• _Exercise_: Give every line from the entries that contains "Real".

• _Data records_:
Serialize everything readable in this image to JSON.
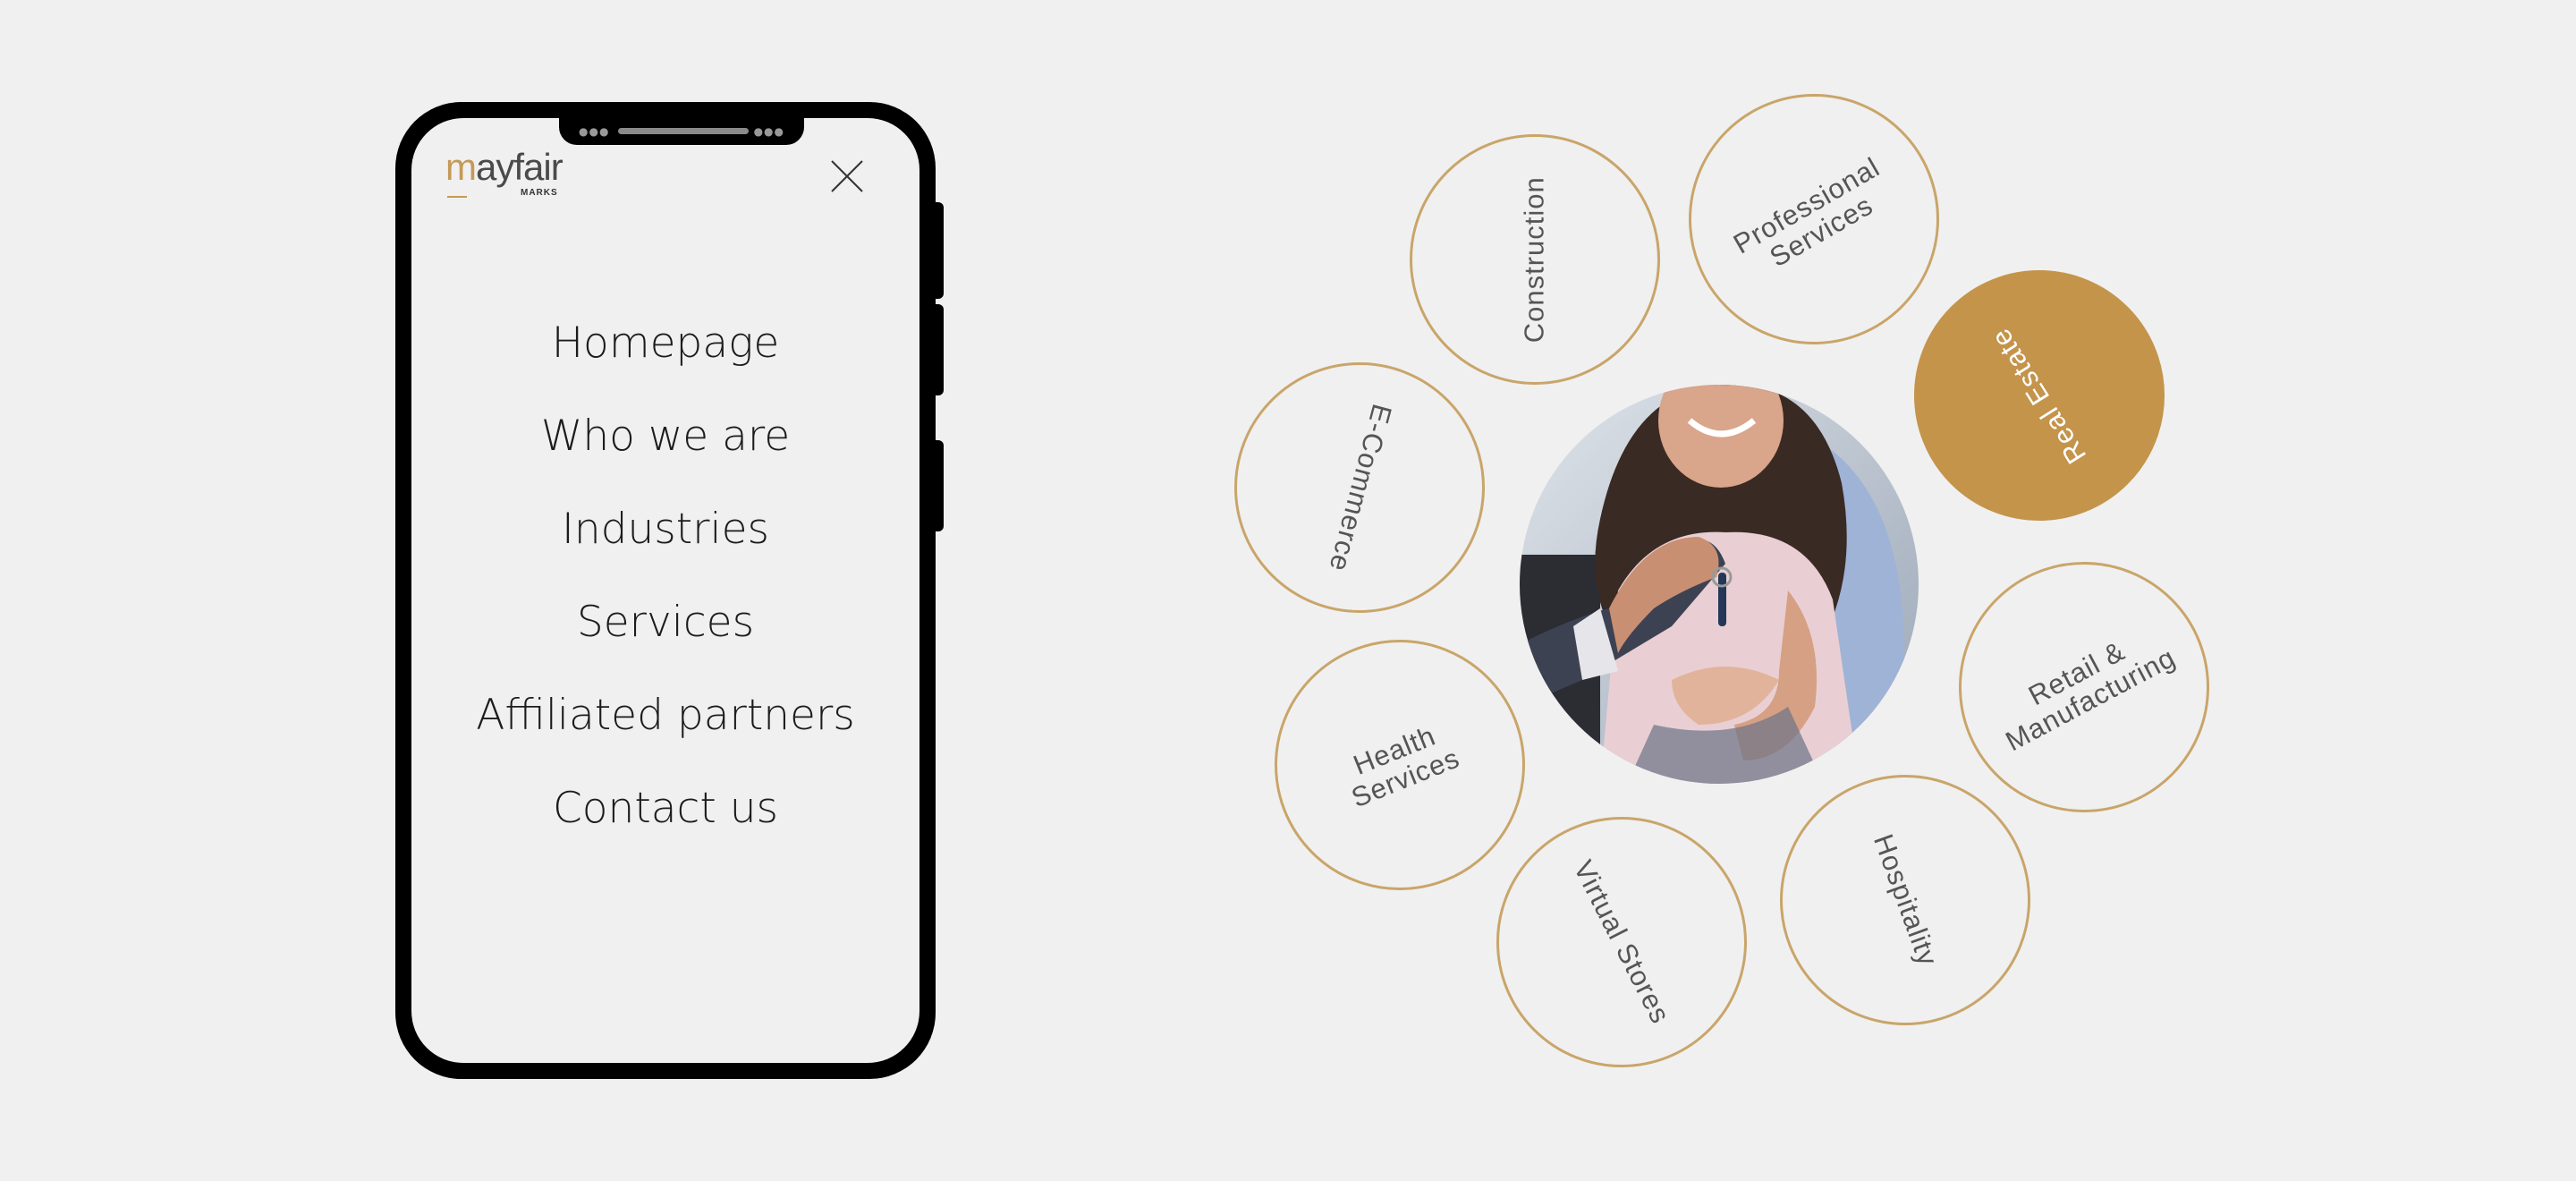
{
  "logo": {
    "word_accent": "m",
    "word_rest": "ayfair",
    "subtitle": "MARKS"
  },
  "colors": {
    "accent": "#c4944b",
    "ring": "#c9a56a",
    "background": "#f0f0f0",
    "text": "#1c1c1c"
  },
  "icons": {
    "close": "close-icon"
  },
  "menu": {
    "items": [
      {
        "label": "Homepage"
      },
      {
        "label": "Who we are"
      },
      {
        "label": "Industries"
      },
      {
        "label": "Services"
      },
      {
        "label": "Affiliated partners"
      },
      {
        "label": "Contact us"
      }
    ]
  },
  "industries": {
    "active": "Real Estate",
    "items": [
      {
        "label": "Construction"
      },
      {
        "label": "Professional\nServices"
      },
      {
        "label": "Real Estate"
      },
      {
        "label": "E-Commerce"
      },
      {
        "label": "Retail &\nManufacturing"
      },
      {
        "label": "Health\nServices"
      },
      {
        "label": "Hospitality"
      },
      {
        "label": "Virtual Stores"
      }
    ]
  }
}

• _Exercise output_:
    "active": "Real Estate",
        "label": "Real Estate"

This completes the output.